The lottery is a form of gambling where a small amount of money is bet in order to have a chance to win a larger sum of money through a random drawing. It’s also a popular method of fundraising for projects such as schools, parks, hospitals and roads. A variety of games are used to collect the bets and determine the winners. A large number of people have won millions of dollars through the lottery. Some even have the fortune to be able to give away their winnings.

Lotteries have a long history in the West and in many other cultures. The practice of distributing property, slaves and other goods by means of a drawing of lots has ancient roots (it’s described in the Bible and the Book of Songs). Roman emperors held lottery-like events to distribute land and other riches.

In modern times, lottery games are usually run by state governments or private companies licensed to operate them. They may offer traditional lottery games such as lotto and bingo or they may feature keno, video poker and other types of games. They can be played at home or in a brick-and-mortar establishment. Some states even have online lottery games.

While the idea of a lottery is simple, there are a number of issues surrounding it that have become increasingly contentious. One is the question of whether or not it is appropriate for a government to promote gambling activities, especially when there are legitimate social concerns such as poverty and problem gambling. Another issue is the extent to which lottery advertising is deceptive, for example by presenting misleading information about odds of winning and inflating the value of the prizes (the top prize on a lotto jackpot may be paid out over 20 years, with inflation dramatically eroding its actual current value).

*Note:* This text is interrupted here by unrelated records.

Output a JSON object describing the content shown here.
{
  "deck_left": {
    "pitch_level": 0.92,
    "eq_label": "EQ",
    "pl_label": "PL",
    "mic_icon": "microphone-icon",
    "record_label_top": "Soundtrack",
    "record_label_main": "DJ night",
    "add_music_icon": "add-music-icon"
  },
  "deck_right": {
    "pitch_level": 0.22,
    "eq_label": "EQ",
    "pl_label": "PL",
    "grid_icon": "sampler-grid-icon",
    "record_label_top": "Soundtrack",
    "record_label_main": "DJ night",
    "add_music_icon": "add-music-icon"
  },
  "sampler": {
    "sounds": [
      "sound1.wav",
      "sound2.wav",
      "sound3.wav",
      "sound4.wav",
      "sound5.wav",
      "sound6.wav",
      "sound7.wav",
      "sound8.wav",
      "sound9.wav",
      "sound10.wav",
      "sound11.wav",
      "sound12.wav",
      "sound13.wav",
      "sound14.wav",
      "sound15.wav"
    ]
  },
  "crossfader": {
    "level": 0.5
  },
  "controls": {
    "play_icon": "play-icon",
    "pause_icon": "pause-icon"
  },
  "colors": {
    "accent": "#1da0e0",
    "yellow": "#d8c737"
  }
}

There are a few basic requirements for a successful lottery: there must be some means of recording the identities of the bettors and their amounts staked; there must be some method of shuffling and selecting numbers for the drawing; and there must be some method of determining the winners. A common solution to these problems is for a betor to purchase a ticket with his or her name and the number(s) that he or she wants to be entered in the draw. The tickets are then numbered and placed in a pool for future selection.

The earliest recorded lotteries were in the first half of the 15th century. The word “lottery” appears to be derived from the Dutch noun lot, meaning fate or destiny, which itself comes from the Middle English noun lotinge, meaning “action of drawing lots.” The first published advertisements appeared in 1569, with the first English state lottery being held two years later. Lustig argues that the key to winning the lottery is to choose a good number, and that this can only be done by following the method taught in his book. This approach takes time, but he argues that anything worth having requires work and effort.